Prestigious Award from Nassau County Emergency Medical Services Council

In an award ceremony on Oct. 18, the Vigilant Fire Company’s Emergency Medical Services unit was given the highest award, Agency of the Year, by the Nassau County Regional Emergency Medical Services Council. Chief Scott MacDonald told the Record, “We are very proud of the distinguished work of our members who volunteer and train to provide Great Neck residents with quick and effective medical help in emergency situations. We greatly appreciate this recognition of our members’ dedication and hard work.”

The Nassau Regional EMS Council was established in 1993 by an act of the New York State Legislature. The Council consists of 30 members who live within Nassau County. One third of the members are active EMS providers, one third are hospital based professionals and one third represents other important aspect of EMS such as disaster management.

According to executive director John Hassett, the council works hard to integrate the services of fire, ambulance and police emergency personnel to “ensure smooth running” during emergencies, whether small or large scale.

This year’s award is based on the services and innovations of the Vigilant Fire Company in the 2010 calendar year.

First assistant chief Laurence Jacobs said that every member of the fire company, which has 75 active members, receives some medical emergency training. As new members are sworn in they attend a 20-hour, 2-week course focusing on practical skills that make them an asset to EMT. More than half of the members have become certified by New York State.

For example, firefighters and medics working together can improve the outcome for a person who is trapped in a car wreck. An airbag drill now includes medical extrication of the patient and treatment for crush injuries.

From 2009 to 2010, the company increased the number of EMT members by 20 percent and four members qualified to become rope rescue technicians. Further, the number of Advanced Life Support members increased from 5 in 2009 to 8 in 2010 with an additional 6 that started paramedic school who are due to graduate this year.

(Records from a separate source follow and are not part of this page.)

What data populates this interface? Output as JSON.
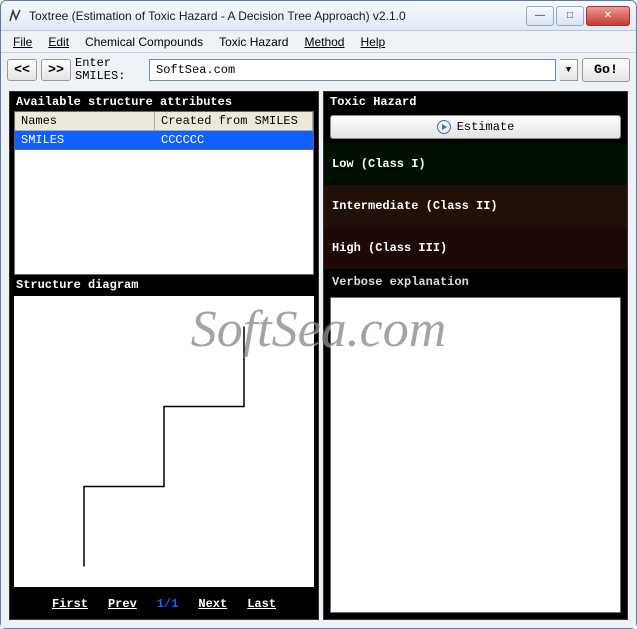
{
  "window": {
    "title": "Toxtree (Estimation of Toxic Hazard - A Decision Tree Approach) v2.1.0"
  },
  "menu": {
    "file": "File",
    "edit": "Edit",
    "compounds": "Chemical Compounds",
    "hazard": "Toxic Hazard",
    "method": "Method",
    "help": "Help"
  },
  "toolbar": {
    "prev_label": "<<",
    "next_label": ">>",
    "enter_label": "Enter\nSMILES:",
    "input_value": "SoftSea.com",
    "go_label": "Go!"
  },
  "attributes": {
    "title": "Available structure attributes",
    "col_name": "Names",
    "col_value": "Created from SMILES",
    "row_name": "SMILES",
    "row_value": "CCCCCC"
  },
  "diagram": {
    "title": "Structure diagram"
  },
  "pager": {
    "first": "First",
    "prev": "Prev",
    "counter": "1/1",
    "next": "Next",
    "last": "Last"
  },
  "hazard": {
    "title": "Toxic Hazard",
    "estimate": "Estimate",
    "low": "Low (Class I)",
    "mid": "Intermediate (Class II)",
    "high": "High (Class III)",
    "explanation_title": "Verbose explanation"
  },
  "watermark": "SoftSea.com"
}
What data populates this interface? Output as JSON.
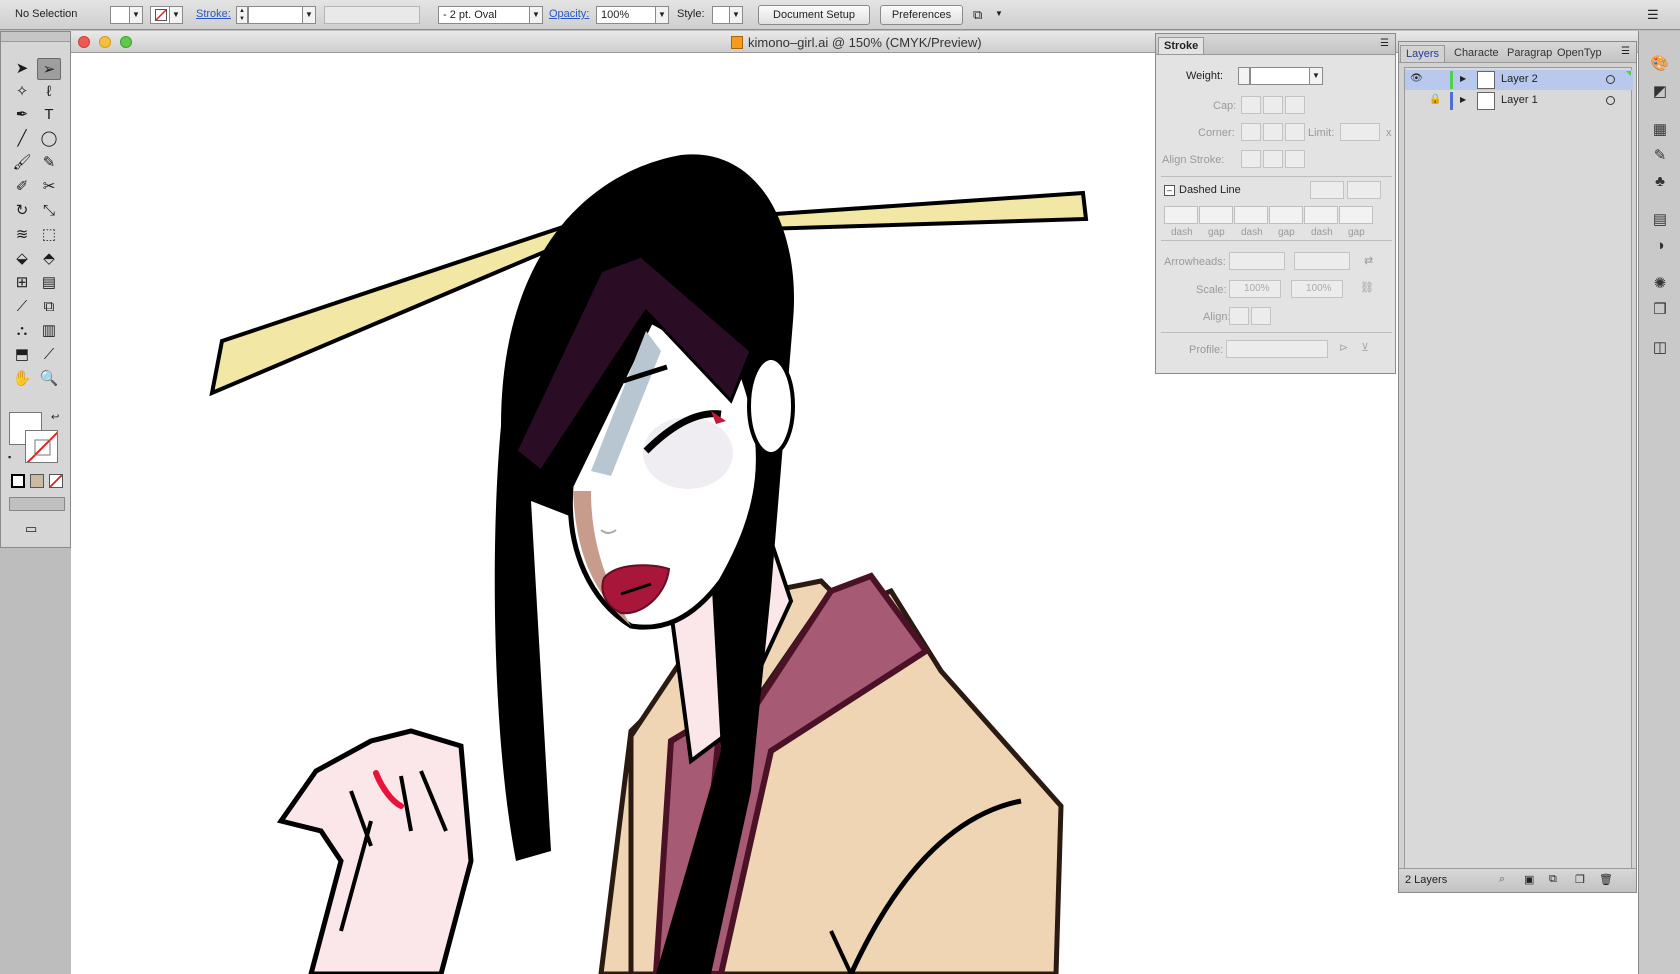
{
  "control_bar": {
    "selection": "No Selection",
    "stroke_label": "Stroke:",
    "brush": "2 pt. Oval",
    "opacity_label": "Opacity:",
    "opacity": "100%",
    "style_label": "Style:",
    "document_setup": "Document Setup",
    "preferences": "Preferences"
  },
  "document": {
    "title": "kimono–girl.ai @ 150% (CMYK/Preview)"
  },
  "stroke_panel": {
    "tab": "Stroke",
    "weight": "Weight:",
    "cap": "Cap:",
    "corner": "Corner:",
    "limit": "Limit:",
    "limit_x": "x",
    "align_stroke": "Align Stroke:",
    "dashed_line": "Dashed Line",
    "dash": "dash",
    "gap": "gap",
    "arrowheads": "Arrowheads:",
    "scale": "Scale:",
    "scale_1": "100%",
    "scale_2": "100%",
    "align": "Align:",
    "profile": "Profile:"
  },
  "layers_panel": {
    "tabs": [
      "Layers",
      "Characte",
      "Paragrap",
      "OpenTyp"
    ],
    "layers": [
      {
        "name": "Layer 2",
        "color": "#4fd14f",
        "selected": true
      },
      {
        "name": "Layer 1",
        "color": "#4f6fd6",
        "selected": false
      }
    ],
    "count": "2 Layers"
  },
  "colors": {
    "hair": "#000000",
    "hair_band": "#2a0c24",
    "stick": "#f2e7a4",
    "skin": "#ffffff",
    "skin_shadow": "#c89c8c",
    "lips": "#a8163a",
    "kimono_collar": "#a75a73",
    "kimono": "#efd5b4",
    "collar_outline": "#4b1227",
    "underlayer": "#fbe6ea"
  }
}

The initial training to become an EMT requires that individuals engage in a 6-month program which runs twice a week in the evenings for three hour sessions. That is just the beginning. Mr. Jacobs says that the next important phase of training begins on the job. Experienced members carefully mentor new members and help them deal with real life, fast-moving situations.

There is also collaboration with the United States Merchant Marine Academy EMS squad, integrating their members into the company’s service and drills.

The Great Neck Record asked Mr. Jacobs what the public could do to help the effectiveness and efficiency of the ambulance service in times of emergencies. He said that if your family is served by the Vigilant ambulance service, north of the Long Island Rail Road tracks, you should call their direct phone number, 482-5000. Be prepared. Turn on outside lights for evening calls; make sure that your street number is clearly visible; prepare in advance and have handy a medical summary sheet for family members including a list of medications taken,  known allergies and any other pertinent medical information. This is especially important for families with caregivers for children or elderly family members. Thank your local officials for their support of the volunteer ambulance service.

The Record has reported many times after community emergencies, blizzards, floods, micro-bursts, hurricanes, and even an earthquake about the teamwork of the fire service and the emergency medical service to clear the way to reach people in need. We know how deserving the Vigilant Fire Company is of this award.